MP calls for action to protect Formby's red squirrels
Formby MP Bill Esterson praised the work of the National Trust and called for Government funding to help protect the UK's red squirrel population in a debate in Parliament highlighting the plight of the under-threat species.
The MP also applauded the Lancashire Wildlife Trust and the Woodland Trust for their work in helping the vulnerable red squirrel population to flourish.
Mr Esterson called on the Government to ensure that any forthcoming Environment Bill provides a strong, independent regulatory framework that provides the highest protections for red squirrels and other animals.
The MP said in the Westminster Hall debate: "I have two asks in this debate. The first is for funding for control and protection work, including spreading the word about red squirrels. They do not often bite. They are a fabulous part of our natural world in the UK.
"We need to raise awareness and provide support to prevent the spread of grey squirrels and disease.
"Secondly, we need a robust framework in the Environment Bill. There are 17 strongholds for this iconic British animal. The red squirrel deserves our full support, but it needs action, not words."
The MP said measures to protect the red squirrel population needed to be evidence-based and more research may be needed. The experimental introduction of the weasel-like pine marten in some areas had shown signs of success in controlling greys, but more evidence was needed due to the risks of the pine marten killing red squirrels. He said: "Control of greys is a real problem. In Formby in 2007-08, squirrel pox led to the deaths of 85% of red squirrels in the area.

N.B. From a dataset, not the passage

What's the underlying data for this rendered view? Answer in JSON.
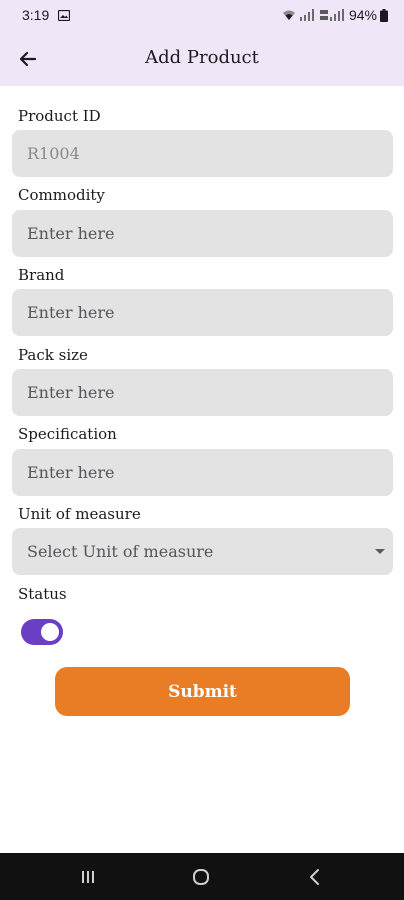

Thanks to the brilliant work of the National Trust and the many local volunteers, there has been a good recovery, but I am sad to report what has been described as an “intense burst” of red squirrel deaths in Formby recently. The Wildlife Trust is currently testing to see whether squirrel pox is the cause.
"The Woodland Trust briefing made the point that the introduction of pine martens as a natural predator against the greys has seen early signs of success.
"I understand that that is also the case around the country. Because the greys are slower, the pine martens are more likely to attack and catch them.
"As the reds are faster, nimbler and smaller, they are more likely to escape, so natural predation is effectively being used to control the greys and protect the reds."
The MP said the Environment Bill was an opportunity to protect red squirrel habitats but questioned whether the regulator the law would create post-Brexit would be truly independent. He said: "Finally, I want to turn to the Environment Bill. Protections of habitat are crucial, as we have discussed. The proposed Office for Environmental Protection will have responsibility for monitoring, and it is vital that the regulatory framework is fit for purpose once we leave the EU.
"Currently, the European Commission exercises influence and power in an effective way. The current proposals suggest that the Office for Environmental Protection will sit with the Government and will not have the independence that the European regulatory arrangements give.
"Concerns have been raised about that level of independence and whether the regime will be sufficiently robust to maintain the necessary oversight.
"We need a little more detail from the Minister and the Secretary of State in the part of the Bill that is yet to be published, with tangible and clear targets for restoring the natural environment to support red squirrels and other species."